| WHAT NEEDS TO BE DONE |
Retype the records in full, keeping each character as it is.
*** GIVEN INFORMATION ***
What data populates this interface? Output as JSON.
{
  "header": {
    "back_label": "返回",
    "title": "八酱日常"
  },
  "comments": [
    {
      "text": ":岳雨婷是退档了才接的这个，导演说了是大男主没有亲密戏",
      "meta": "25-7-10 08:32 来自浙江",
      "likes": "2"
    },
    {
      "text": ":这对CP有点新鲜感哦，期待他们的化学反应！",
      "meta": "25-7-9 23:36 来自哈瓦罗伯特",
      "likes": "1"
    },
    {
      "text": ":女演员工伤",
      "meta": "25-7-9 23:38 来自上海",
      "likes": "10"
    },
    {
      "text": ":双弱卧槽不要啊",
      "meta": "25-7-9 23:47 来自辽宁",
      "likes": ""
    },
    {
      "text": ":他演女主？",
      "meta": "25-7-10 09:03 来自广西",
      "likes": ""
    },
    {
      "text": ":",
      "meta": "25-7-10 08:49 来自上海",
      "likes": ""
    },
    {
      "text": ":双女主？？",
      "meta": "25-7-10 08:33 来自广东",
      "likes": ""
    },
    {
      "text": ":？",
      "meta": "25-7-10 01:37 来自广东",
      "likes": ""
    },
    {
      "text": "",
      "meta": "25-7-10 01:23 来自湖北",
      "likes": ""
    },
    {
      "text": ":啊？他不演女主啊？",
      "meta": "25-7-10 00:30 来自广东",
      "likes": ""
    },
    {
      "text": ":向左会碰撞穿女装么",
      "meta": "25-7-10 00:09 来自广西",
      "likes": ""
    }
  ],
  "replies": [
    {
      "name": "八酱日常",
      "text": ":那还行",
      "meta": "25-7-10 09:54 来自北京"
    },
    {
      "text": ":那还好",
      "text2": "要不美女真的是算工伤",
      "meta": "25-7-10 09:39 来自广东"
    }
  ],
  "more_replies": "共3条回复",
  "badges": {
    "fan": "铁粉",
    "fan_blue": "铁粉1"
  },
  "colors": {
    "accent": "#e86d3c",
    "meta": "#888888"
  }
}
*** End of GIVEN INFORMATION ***
| EXERCISE ANSWER |
What data populates this interface? Output as JSON.
{
  "header": {
    "back_label": "返回",
    "title": "八酱日常"
  },
  "comments": [
    {
      "text": ":岳雨婷是退档了才接的这个，导演说了是大男主没有亲密戏",
      "meta": "25-7-10 08:32 来自浙江",
      "likes": "2"
    },
    {
      "text": ":这对CP有点新鲜感哦，期待他们的化学反应！",
      "meta": "25-7-9 23:36 来自哈瓦罗伯特",
      "likes": "1"
    },
    {
      "text": ":女演员工伤",
      "meta": "25-7-9 23:38 来自上海",
      "likes": "10"
    },
    {
      "text": ":双弱卧槽不要啊",
      "meta": "25-7-9 23:47 来自辽宁",
      "likes": ""
    },
    {
      "text": ":他演女主？",
      "meta": "25-7-10 09:03 来自广西",
      "likes": ""
    },
    {
      "text": ":",
      "meta": "25-7-10 08:49 来自上海",
      "likes": ""
    },
    {
      "text": ":双女主？？",
      "meta": "25-7-10 08:33 来自广东",
      "likes": ""
    },
    {
      "text": ":？",
      "meta": "25-7-10 01:37 来自广东",
      "likes": ""
    },
    {
      "text": "",
      "meta": "25-7-10 01:23 来自湖北",
      "likes": ""
    },
    {
      "text": ":啊？他不演女主啊？",
      "meta": "25-7-10 00:30 来自广东",
      "likes": ""
    },
    {
      "text": ":向左会碰撞穿女装么",
      "meta": "25-7-10 00:09 来自广西",
      "likes": ""
    }
  ],
  "replies": [
    {
      "name": "八酱日常",
      "text": ":那还行",
      "meta": "25-7-10 09:54 来自北京"
    },
    {
      "text": ":那还好",
      "text2": "要不美女真的是算工伤",
      "meta": "25-7-10 09:39 来自广东"
    }
  ],
  "more_replies": "共3条回复",
  "badges": {
    "fan": "铁粉",
    "fan_blue": "铁粉1"
  },
  "colors": {
    "accent": "#e86d3c",
    "meta": "#888888"
  }
}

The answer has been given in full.